What the task requires:
Please read the records below and return each line holding the string "material".

Information:
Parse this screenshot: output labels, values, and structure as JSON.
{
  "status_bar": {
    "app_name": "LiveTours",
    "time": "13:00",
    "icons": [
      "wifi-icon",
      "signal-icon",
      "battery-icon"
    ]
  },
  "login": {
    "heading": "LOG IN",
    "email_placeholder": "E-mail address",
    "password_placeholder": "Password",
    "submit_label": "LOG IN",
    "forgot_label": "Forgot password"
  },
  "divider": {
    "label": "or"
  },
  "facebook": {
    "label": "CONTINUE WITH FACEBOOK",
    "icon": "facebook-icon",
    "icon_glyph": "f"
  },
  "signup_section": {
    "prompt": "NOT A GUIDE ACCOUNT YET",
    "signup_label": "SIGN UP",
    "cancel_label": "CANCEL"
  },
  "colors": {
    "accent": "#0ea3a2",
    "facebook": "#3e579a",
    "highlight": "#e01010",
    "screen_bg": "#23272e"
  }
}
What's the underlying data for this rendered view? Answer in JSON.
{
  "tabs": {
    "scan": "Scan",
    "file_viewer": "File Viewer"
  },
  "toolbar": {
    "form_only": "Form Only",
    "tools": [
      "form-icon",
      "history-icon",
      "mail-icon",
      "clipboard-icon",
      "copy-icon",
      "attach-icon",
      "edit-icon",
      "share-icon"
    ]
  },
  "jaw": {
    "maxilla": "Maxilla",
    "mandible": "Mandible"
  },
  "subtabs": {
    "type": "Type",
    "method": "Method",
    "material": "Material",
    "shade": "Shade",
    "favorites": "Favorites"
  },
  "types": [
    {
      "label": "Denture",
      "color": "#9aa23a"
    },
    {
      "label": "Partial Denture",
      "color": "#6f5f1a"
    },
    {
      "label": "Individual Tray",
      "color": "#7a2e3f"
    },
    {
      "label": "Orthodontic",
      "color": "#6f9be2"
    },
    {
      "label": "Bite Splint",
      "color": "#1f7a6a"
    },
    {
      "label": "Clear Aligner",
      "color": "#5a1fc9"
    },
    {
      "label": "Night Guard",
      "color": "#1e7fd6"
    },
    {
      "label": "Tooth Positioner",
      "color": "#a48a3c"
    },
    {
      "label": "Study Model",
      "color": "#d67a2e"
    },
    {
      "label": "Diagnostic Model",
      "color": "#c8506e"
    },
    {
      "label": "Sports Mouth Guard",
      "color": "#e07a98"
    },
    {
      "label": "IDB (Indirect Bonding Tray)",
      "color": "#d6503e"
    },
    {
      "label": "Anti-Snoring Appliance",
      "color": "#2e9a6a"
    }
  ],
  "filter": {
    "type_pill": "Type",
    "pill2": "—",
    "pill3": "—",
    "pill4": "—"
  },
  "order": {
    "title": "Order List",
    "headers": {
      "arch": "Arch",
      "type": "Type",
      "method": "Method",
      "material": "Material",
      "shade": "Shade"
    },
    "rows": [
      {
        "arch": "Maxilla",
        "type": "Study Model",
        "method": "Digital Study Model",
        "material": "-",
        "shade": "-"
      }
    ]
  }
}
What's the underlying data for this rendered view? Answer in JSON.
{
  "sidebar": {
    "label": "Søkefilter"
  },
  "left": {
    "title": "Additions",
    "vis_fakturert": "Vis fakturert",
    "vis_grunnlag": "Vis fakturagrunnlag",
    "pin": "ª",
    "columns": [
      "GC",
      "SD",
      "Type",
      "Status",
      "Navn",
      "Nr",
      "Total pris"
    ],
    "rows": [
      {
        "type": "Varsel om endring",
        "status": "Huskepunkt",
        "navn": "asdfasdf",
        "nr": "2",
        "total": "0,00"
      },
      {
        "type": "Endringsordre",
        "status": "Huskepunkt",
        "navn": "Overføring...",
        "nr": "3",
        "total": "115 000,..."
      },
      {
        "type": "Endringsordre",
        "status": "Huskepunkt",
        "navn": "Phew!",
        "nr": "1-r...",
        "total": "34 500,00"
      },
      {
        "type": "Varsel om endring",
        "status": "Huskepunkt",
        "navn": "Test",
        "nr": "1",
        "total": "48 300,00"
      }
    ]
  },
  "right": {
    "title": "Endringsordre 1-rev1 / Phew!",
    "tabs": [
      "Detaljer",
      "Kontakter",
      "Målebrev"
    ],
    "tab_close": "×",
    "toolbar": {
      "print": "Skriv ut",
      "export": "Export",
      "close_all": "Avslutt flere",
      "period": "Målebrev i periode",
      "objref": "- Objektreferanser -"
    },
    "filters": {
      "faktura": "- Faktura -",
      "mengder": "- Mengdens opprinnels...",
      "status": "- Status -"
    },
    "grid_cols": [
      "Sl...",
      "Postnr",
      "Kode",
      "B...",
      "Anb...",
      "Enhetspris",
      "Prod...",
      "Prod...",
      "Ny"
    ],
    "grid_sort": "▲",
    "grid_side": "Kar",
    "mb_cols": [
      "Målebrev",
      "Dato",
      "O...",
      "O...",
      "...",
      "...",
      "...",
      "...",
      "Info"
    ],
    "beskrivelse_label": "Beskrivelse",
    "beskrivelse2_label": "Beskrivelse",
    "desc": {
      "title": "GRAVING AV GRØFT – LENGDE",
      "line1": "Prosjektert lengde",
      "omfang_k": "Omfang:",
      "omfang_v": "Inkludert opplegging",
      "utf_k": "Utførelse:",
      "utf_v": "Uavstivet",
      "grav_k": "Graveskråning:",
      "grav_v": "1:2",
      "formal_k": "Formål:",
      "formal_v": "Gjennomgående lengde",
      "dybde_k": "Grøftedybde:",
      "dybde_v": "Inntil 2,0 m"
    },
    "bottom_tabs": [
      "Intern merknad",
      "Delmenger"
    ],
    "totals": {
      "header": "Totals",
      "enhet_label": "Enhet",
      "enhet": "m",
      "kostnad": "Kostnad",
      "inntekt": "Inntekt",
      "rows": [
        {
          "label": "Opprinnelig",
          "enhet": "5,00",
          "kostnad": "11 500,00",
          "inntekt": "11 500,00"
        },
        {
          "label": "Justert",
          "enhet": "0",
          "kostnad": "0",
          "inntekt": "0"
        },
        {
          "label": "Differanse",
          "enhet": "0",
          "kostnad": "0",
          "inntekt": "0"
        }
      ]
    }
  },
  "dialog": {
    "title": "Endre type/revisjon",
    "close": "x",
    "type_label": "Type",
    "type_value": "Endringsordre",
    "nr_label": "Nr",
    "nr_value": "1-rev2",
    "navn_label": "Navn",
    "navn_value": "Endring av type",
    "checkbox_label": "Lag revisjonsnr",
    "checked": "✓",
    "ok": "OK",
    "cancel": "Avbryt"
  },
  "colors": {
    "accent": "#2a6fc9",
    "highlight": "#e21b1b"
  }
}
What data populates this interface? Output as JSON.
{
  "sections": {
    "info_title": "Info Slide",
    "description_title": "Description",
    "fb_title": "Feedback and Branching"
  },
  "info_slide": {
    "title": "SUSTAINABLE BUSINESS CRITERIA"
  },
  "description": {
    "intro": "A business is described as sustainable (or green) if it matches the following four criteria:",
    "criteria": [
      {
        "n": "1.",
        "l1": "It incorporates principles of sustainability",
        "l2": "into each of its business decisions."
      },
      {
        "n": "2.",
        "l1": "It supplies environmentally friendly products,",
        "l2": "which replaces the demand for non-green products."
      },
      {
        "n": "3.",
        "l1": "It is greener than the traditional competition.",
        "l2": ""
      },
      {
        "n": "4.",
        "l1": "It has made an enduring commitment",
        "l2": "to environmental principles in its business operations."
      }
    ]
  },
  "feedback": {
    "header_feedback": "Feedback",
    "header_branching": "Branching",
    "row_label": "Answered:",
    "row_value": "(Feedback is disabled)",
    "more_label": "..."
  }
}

Written solution:
    "material": "Material",
      "material": "Material",
        "material": "-",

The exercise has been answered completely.